Also known as a "boxed warning," black box labeling is added to a drug's package insert with safety information emphasized by a dark border. Boxed warnings, the FDA's most stringent health statements, also come with a medication guide.
The warnings are intended to limit nonessential prescription of dangerous drugs, thereby mitigating harm. But black box warnings are controversial, with some doubting the effectiveness of the system in place.
Before a drug is allowed to be consumed, it will often go through scientific testing or the 510(k) premarket program. In the premarket phase, a clinical trial may or may not have found a "statistically significant" link between a drug and a side effect. The FDA may either add a boxed warning before the drug hits the market, or later in its shelf life.
Black box drugs can often cause serious injury or death. In some cases, drugs might not have a black box warning added for decades.
Generally, black box warnings are added after scientists release new studies, consumer groups send out petitions or the FDA discovers a high number of adverse event reports. Black box warnings are often based on clinical data or serious animal toxicity data.
In some cases, drugs with black box warnings are still heavily prescribed. Physicians may act as consultants for certain drugs, choosing one medication over another. Manufacturer marketing also plays a role, with commercials and print ads encouraging the public to request branded drugs from doctors.
The process of providing each patient with a comprehensive evaluation of risk and benefit is often undermined, and the black box warning is meant to act as an additional defense.
Though the black box warning is an important element of consumer protection, doctors should still discuss the associated side effects when prescribing high-risk pharmaceuticals.
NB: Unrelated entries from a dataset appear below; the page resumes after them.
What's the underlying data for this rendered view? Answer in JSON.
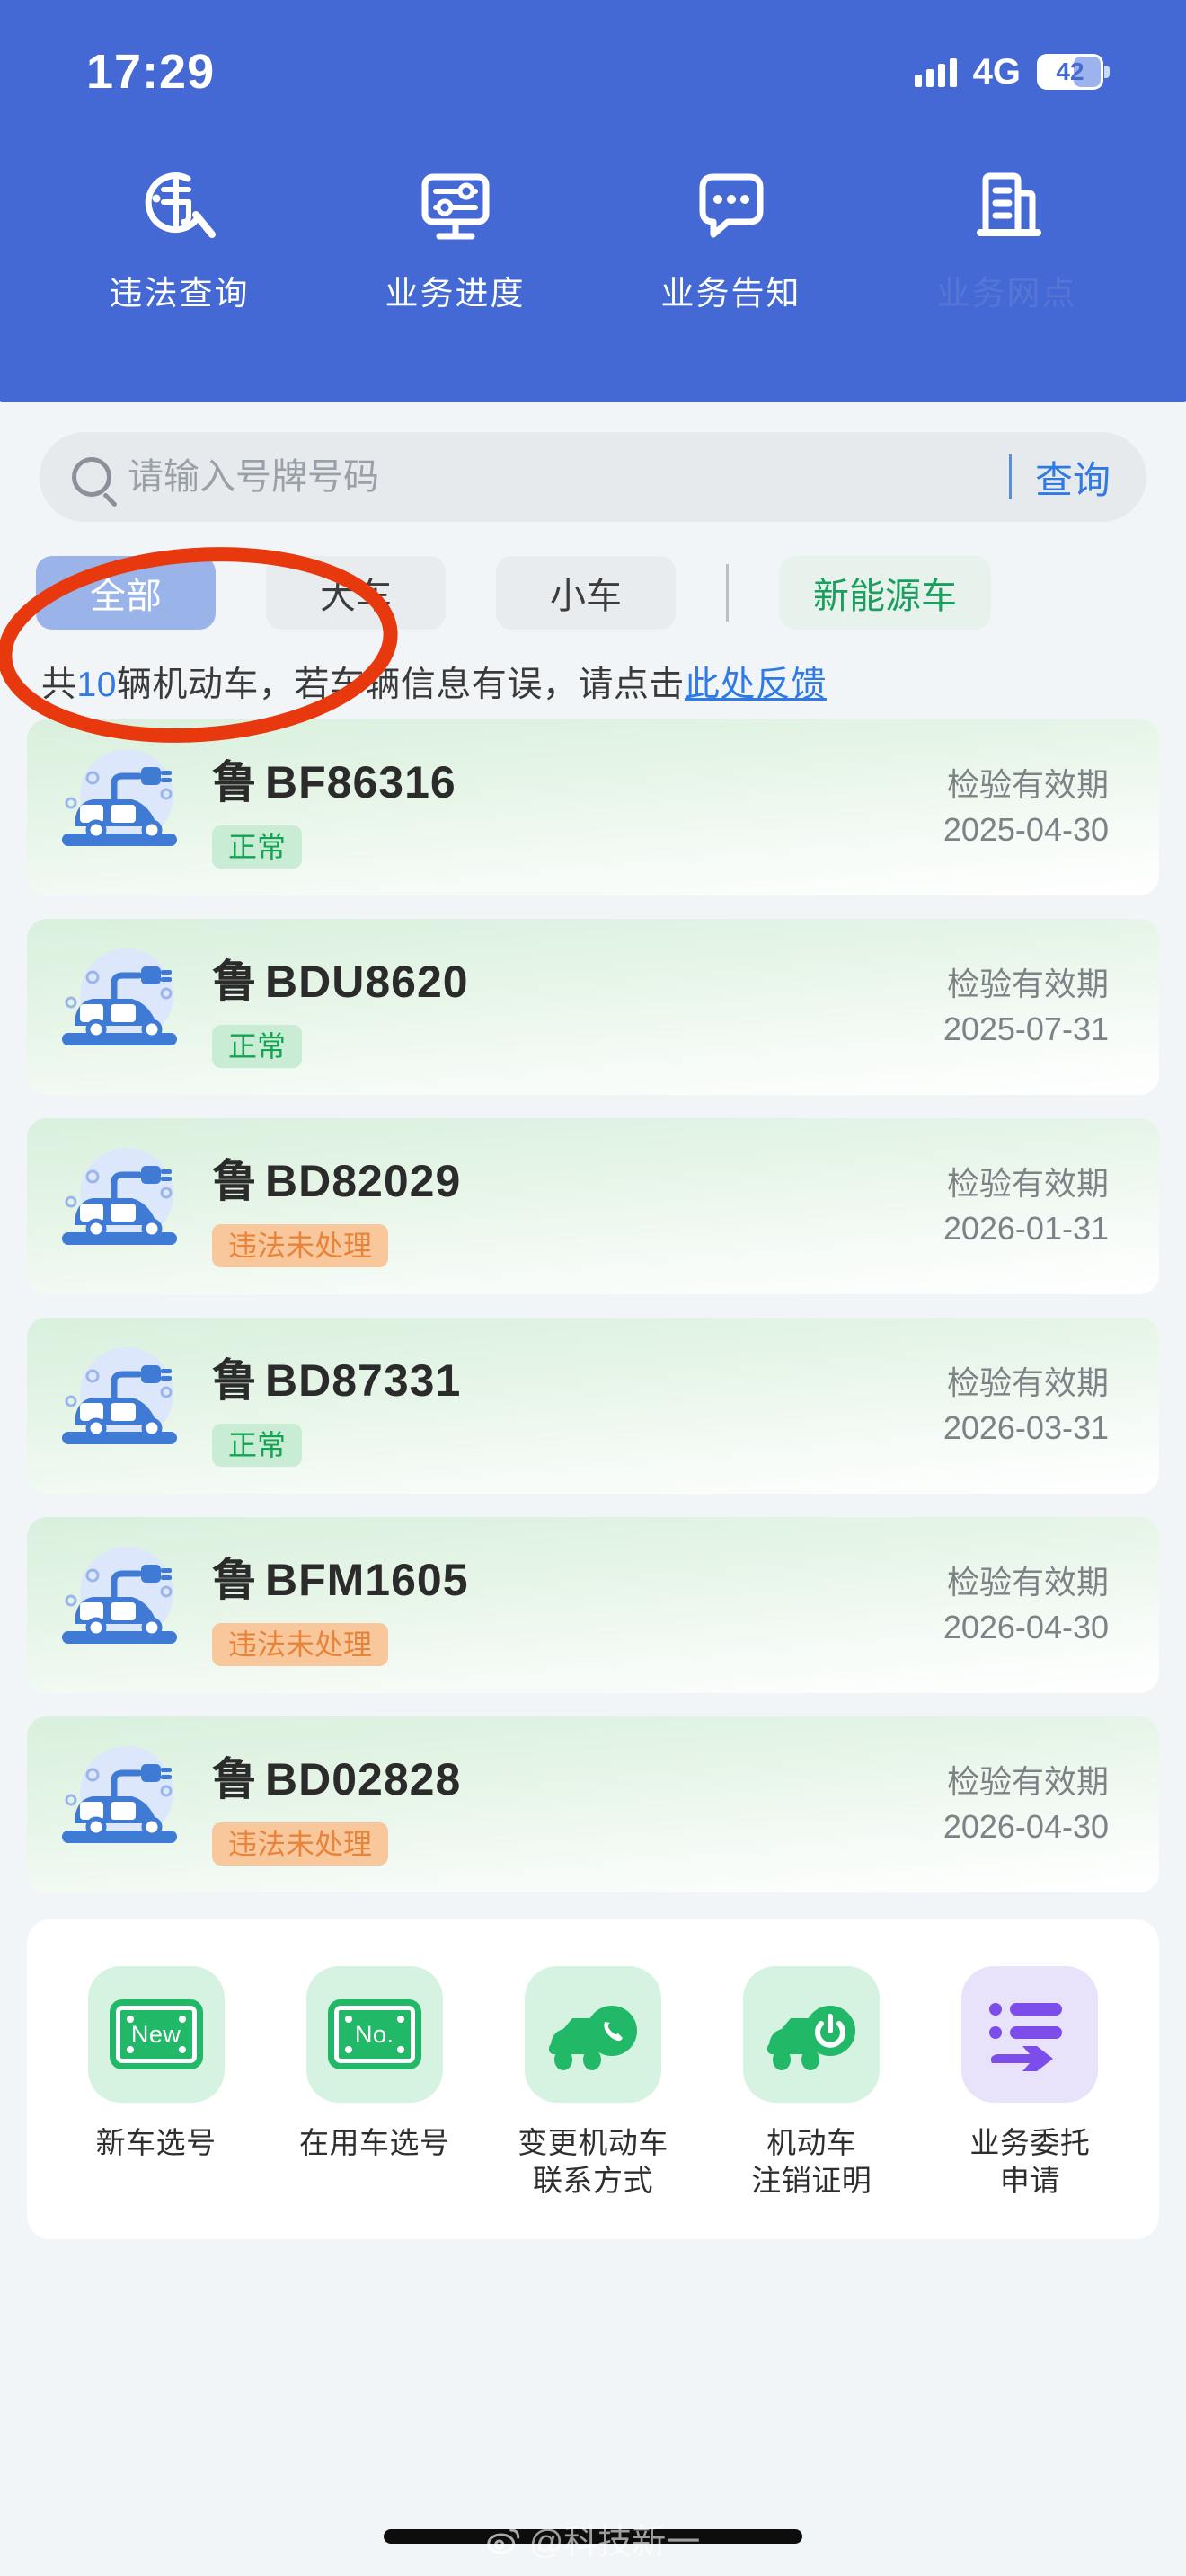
{
  "status_bar": {
    "time": "17:29",
    "network": "4G",
    "battery_percent": "42",
    "signal_icon": "signal-bars-icon",
    "battery_icon": "battery-icon"
  },
  "header": {
    "background_color": "#4569d4",
    "nav_items": [
      {
        "label": "违法查询",
        "icon": "violation-search-icon"
      },
      {
        "label": "业务进度",
        "icon": "business-progress-icon"
      },
      {
        "label": "业务告知",
        "icon": "business-notice-icon"
      },
      {
        "label": "业务网点",
        "icon": "office-building-icon"
      }
    ]
  },
  "search": {
    "placeholder": "请输入号牌号码",
    "value": "",
    "button_label": "查询",
    "icon": "search-icon"
  },
  "filters": {
    "chips": [
      {
        "label": "全部",
        "active": true,
        "style": "blue"
      },
      {
        "label": "大车",
        "active": false,
        "style": "grey"
      },
      {
        "label": "小车",
        "active": false,
        "style": "grey"
      },
      {
        "label": "新能源车",
        "active": false,
        "style": "green"
      }
    ]
  },
  "info": {
    "prefix": "共",
    "count": "10",
    "middle": "辆机动车，若车辆信息有误，请点击",
    "link": "此处反馈"
  },
  "vehicles": {
    "expiry_label": "检验有效期",
    "items": [
      {
        "province": "鲁",
        "plate": "BF86316",
        "status": "正常",
        "status_type": "ok",
        "expiry": "2025-04-30",
        "icon": "electric-car-icon"
      },
      {
        "province": "鲁",
        "plate": "BDU8620",
        "status": "正常",
        "status_type": "ok",
        "expiry": "2025-07-31",
        "icon": "electric-car-icon"
      },
      {
        "province": "鲁",
        "plate": "BD82029",
        "status": "违法未处理",
        "status_type": "warn",
        "expiry": "2026-01-31",
        "icon": "electric-car-icon"
      },
      {
        "province": "鲁",
        "plate": "BD87331",
        "status": "正常",
        "status_type": "ok",
        "expiry": "2026-03-31",
        "icon": "electric-car-icon"
      },
      {
        "province": "鲁",
        "plate": "BFM1605",
        "status": "违法未处理",
        "status_type": "warn",
        "expiry": "2026-04-30",
        "icon": "electric-car-icon"
      },
      {
        "province": "鲁",
        "plate": "BD02828",
        "status": "违法未处理",
        "status_type": "warn",
        "expiry": "2026-04-30",
        "icon": "electric-car-icon"
      }
    ]
  },
  "services": {
    "items": [
      {
        "label": "新车选号",
        "icon": "new-plate-icon",
        "glyph": "New",
        "color": "green"
      },
      {
        "label": "在用车选号",
        "icon": "existing-plate-icon",
        "glyph": "No.",
        "color": "green"
      },
      {
        "label": "变更机动车\n联系方式",
        "line1": "变更机动车",
        "line2": "联系方式",
        "icon": "car-phone-icon",
        "color": "green"
      },
      {
        "label": "机动车\n注销证明",
        "line1": "机动车",
        "line2": "注销证明",
        "icon": "car-deregister-icon",
        "color": "green"
      },
      {
        "label": "业务委托\n申请",
        "line1": "业务委托",
        "line2": "申请",
        "icon": "delegation-request-icon",
        "color": "purple"
      }
    ]
  },
  "footer": {
    "watermark": "@科技新一",
    "watermark_icon": "weibo-icon",
    "home_indicator": "home-indicator"
  },
  "annotation": {
    "type": "red-ellipse-highlight",
    "color": "#e8380d"
  },
  "colors": {
    "brand_blue": "#4569d4",
    "link_blue": "#2f7ae5",
    "status_ok": "#13a353",
    "status_warn": "#e8833a",
    "green_accent": "#21b867",
    "purple_accent": "#7c4dea",
    "page_bg": "#f2f5f7"
  }
}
In truth, boxed warnings can only do so much.
While physicians have the responsibility to practice vigilant prescription patterns, it is up to manufacturers to ensure their products are safe.